[Interface dataset entries]
* * *

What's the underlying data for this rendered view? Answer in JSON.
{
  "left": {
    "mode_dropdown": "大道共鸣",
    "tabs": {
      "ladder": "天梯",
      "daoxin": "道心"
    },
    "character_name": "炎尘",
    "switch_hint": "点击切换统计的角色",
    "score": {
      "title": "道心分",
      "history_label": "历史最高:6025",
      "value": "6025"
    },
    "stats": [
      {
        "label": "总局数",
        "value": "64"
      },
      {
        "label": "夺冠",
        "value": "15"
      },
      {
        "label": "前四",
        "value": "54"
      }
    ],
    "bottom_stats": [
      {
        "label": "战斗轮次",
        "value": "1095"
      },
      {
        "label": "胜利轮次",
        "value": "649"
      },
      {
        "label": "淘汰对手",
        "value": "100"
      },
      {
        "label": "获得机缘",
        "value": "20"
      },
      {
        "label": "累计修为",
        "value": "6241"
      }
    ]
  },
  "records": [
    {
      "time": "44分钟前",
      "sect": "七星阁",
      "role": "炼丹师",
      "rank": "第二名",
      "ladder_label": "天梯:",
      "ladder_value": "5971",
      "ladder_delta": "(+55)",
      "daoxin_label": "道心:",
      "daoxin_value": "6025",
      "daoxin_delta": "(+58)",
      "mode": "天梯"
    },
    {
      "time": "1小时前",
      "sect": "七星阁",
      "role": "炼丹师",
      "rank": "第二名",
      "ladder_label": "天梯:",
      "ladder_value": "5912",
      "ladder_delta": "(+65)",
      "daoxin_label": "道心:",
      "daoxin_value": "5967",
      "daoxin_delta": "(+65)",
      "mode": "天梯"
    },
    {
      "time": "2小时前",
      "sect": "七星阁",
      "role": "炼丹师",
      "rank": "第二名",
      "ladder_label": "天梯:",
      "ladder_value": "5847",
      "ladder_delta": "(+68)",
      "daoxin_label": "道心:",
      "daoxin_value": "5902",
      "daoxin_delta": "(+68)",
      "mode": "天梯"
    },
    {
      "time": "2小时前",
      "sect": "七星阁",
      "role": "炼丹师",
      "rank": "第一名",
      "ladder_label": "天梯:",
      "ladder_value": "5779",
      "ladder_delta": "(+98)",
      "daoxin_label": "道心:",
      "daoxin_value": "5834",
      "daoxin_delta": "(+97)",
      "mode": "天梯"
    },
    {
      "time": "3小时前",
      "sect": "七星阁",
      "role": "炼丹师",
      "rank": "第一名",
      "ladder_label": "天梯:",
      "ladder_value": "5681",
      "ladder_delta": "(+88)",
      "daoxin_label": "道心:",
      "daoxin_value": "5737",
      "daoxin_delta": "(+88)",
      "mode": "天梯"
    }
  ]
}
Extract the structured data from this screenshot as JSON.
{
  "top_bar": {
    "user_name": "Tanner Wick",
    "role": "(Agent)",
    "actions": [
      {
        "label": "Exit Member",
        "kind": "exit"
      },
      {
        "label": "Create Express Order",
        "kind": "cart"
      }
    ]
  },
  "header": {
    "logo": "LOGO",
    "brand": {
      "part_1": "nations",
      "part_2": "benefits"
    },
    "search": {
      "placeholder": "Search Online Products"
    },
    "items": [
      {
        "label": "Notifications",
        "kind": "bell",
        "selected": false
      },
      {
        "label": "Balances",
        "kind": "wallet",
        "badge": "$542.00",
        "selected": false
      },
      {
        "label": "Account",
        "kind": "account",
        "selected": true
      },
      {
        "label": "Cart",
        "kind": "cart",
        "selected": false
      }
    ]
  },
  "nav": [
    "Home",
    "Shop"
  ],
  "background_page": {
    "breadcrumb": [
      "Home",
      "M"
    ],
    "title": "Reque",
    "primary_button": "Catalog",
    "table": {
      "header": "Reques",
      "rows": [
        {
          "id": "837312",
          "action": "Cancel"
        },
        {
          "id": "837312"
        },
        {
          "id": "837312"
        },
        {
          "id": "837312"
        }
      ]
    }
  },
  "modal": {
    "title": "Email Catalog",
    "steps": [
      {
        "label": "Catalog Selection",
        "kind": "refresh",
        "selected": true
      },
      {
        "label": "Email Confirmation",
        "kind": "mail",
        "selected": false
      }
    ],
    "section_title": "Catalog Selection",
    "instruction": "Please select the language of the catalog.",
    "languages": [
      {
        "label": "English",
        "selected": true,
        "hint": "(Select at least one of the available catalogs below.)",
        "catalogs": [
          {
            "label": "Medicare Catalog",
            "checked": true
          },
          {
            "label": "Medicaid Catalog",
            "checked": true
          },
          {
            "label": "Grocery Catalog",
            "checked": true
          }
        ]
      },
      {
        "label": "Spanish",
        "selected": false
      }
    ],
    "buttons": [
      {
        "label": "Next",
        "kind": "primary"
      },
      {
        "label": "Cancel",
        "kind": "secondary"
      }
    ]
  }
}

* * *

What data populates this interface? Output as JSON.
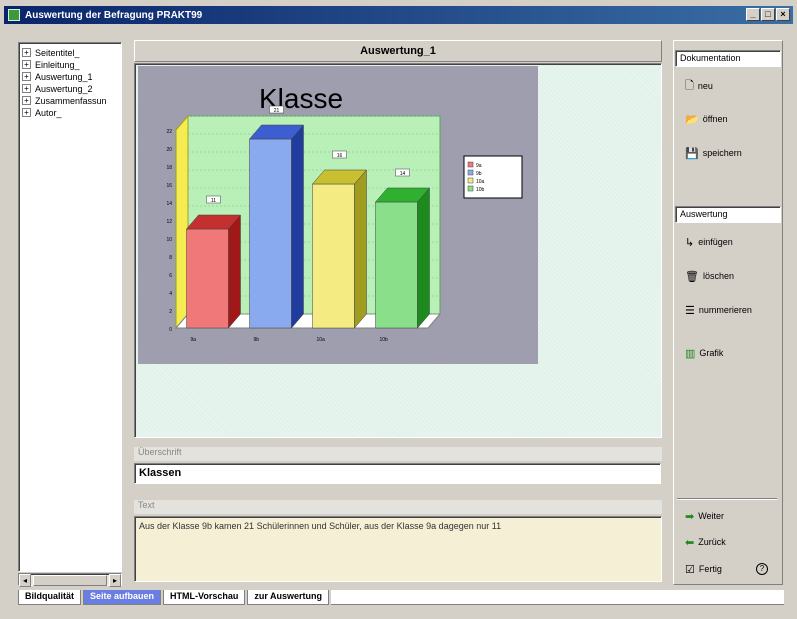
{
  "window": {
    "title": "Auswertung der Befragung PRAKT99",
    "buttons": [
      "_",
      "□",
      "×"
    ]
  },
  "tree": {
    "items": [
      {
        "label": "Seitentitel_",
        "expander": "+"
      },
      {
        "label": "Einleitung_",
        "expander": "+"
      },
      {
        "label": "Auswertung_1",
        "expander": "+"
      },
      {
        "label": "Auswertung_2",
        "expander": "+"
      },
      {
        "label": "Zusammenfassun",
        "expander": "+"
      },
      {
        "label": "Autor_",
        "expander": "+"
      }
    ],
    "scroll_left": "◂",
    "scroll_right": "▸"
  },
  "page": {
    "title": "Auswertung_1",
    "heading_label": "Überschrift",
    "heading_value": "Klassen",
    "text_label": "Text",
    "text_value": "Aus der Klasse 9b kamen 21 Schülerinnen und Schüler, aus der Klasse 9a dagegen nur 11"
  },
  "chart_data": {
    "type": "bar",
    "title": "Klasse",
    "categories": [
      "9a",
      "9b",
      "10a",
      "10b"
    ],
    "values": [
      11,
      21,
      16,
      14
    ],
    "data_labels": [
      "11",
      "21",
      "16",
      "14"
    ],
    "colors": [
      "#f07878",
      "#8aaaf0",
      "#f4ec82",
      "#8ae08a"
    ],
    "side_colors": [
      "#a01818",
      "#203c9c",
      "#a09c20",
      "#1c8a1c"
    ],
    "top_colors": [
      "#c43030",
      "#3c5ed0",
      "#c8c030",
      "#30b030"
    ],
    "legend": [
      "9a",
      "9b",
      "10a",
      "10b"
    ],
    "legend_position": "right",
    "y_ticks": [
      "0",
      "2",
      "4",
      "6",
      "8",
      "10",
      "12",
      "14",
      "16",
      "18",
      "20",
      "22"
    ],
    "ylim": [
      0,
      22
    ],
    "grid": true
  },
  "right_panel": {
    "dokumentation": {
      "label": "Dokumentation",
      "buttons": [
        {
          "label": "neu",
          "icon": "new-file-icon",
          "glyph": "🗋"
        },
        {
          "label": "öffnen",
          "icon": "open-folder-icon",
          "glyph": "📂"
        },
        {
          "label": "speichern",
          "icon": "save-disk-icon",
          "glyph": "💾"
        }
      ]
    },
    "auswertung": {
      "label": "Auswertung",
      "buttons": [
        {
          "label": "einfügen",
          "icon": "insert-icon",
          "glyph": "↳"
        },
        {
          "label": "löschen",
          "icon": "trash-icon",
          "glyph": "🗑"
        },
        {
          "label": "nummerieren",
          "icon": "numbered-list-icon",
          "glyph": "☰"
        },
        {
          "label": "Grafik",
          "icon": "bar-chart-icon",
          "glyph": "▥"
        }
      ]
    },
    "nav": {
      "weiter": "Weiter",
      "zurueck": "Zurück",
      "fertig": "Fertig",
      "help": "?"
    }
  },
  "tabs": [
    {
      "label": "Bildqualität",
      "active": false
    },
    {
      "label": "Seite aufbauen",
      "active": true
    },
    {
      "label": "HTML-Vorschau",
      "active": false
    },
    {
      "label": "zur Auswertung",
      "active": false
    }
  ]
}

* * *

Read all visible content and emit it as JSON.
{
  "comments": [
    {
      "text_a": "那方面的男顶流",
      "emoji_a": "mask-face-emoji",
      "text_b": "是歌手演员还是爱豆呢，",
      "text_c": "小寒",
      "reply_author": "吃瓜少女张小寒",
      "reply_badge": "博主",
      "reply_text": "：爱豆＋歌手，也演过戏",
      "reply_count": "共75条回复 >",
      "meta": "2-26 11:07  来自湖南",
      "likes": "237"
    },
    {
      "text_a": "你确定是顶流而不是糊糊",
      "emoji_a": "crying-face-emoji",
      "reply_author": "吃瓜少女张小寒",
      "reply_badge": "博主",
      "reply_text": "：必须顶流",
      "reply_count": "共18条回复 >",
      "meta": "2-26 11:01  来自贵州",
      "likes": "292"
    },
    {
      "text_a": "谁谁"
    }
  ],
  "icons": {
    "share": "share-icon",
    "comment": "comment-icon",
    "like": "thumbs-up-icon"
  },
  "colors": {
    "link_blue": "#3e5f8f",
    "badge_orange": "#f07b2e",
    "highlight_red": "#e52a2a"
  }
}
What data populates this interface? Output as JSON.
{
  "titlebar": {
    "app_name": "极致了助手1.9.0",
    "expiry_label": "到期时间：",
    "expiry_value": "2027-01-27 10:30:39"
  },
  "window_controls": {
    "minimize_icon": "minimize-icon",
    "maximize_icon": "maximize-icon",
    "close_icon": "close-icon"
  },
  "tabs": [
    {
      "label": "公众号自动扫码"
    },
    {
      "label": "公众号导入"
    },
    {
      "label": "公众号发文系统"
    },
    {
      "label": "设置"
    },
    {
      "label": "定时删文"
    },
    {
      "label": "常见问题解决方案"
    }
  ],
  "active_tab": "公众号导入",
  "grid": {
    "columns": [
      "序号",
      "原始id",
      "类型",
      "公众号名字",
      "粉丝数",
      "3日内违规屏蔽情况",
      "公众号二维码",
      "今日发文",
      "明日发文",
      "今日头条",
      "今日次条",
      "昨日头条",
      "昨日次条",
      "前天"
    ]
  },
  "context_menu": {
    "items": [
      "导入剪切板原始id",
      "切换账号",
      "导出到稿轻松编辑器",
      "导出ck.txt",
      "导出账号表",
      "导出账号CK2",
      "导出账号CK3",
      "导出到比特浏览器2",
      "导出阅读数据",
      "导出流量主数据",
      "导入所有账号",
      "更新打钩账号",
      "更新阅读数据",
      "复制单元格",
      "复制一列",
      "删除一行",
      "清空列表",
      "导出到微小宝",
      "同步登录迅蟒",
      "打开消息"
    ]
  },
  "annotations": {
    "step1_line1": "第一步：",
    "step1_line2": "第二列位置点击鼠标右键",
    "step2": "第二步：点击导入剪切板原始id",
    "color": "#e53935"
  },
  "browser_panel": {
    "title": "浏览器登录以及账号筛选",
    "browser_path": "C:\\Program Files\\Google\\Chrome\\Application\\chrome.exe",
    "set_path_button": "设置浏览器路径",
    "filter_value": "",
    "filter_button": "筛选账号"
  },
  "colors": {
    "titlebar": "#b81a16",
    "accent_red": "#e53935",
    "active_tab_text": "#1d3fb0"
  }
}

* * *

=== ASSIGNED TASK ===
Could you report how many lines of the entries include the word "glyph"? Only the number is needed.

=== ANSWER AREA ===
7